(INPUT MATERIAL)

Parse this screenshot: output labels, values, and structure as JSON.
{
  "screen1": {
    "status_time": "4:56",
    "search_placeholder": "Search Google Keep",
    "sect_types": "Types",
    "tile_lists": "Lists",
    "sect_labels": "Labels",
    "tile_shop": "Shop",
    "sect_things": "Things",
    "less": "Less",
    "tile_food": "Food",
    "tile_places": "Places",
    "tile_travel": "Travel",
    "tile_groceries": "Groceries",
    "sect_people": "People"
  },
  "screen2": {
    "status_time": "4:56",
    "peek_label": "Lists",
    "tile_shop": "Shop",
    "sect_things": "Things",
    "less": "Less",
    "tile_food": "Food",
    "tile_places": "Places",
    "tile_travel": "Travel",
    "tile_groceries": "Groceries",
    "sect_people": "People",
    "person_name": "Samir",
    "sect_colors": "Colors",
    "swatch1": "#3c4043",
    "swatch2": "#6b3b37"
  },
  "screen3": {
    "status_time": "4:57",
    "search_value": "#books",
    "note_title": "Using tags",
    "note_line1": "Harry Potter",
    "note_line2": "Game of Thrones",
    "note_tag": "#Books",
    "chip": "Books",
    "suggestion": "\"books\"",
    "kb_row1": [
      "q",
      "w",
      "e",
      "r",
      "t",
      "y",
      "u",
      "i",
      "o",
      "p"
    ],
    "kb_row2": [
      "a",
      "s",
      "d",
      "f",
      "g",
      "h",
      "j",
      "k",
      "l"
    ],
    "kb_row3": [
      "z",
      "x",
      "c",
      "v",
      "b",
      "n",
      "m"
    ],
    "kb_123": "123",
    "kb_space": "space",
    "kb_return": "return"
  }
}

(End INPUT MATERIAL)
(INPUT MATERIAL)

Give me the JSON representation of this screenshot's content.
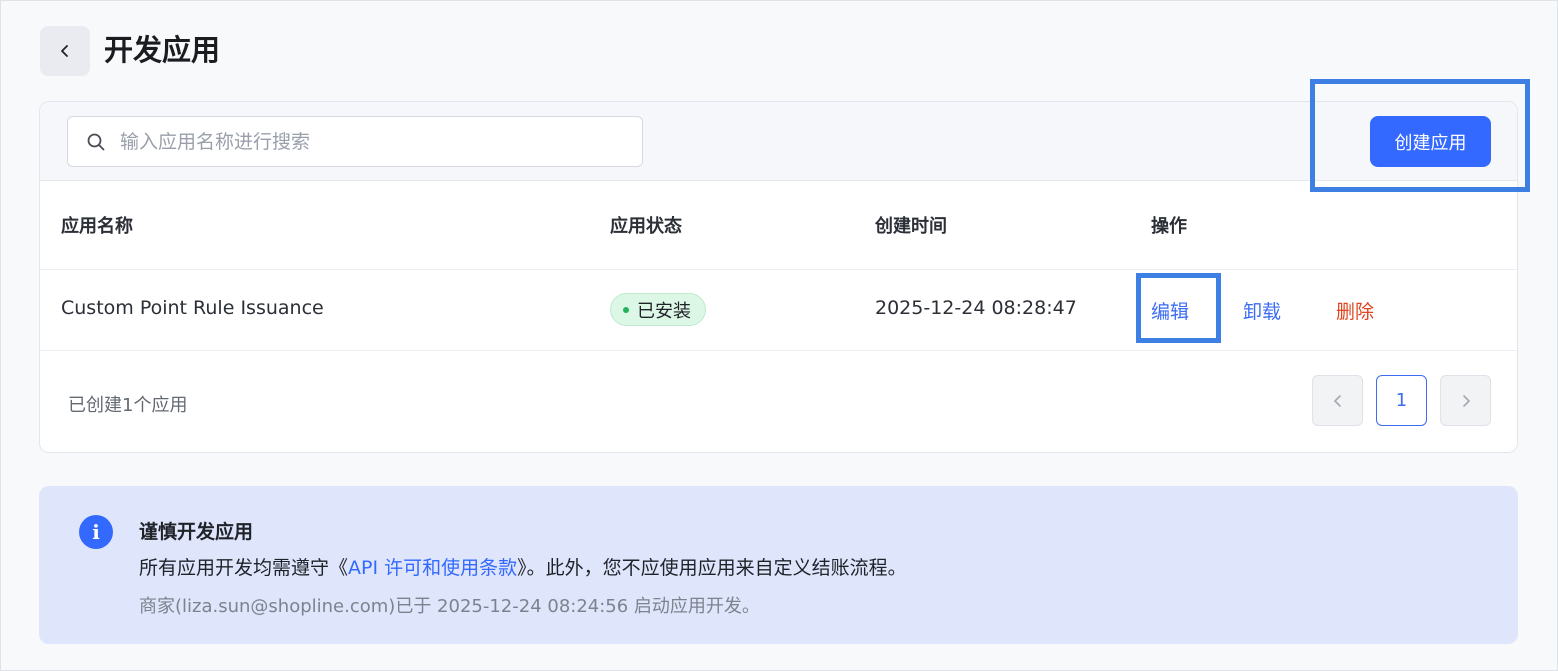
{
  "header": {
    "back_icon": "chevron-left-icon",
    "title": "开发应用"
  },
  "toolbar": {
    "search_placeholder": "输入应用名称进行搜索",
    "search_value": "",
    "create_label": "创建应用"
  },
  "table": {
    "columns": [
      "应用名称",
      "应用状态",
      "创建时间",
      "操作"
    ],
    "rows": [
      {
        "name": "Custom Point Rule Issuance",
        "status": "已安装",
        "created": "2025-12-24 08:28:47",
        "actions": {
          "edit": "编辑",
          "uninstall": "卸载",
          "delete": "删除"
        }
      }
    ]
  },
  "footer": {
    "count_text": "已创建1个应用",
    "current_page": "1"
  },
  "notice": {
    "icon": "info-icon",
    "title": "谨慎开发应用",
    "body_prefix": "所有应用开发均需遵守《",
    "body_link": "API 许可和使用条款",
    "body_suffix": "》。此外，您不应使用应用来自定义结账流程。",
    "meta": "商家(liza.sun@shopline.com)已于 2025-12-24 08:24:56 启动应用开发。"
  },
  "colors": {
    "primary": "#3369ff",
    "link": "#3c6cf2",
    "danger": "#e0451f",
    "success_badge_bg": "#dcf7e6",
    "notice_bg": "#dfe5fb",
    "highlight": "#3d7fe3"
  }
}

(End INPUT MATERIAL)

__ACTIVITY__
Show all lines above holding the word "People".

__ANSWER SECTION__
    "sect_people": "People"
    "sect_people": "People",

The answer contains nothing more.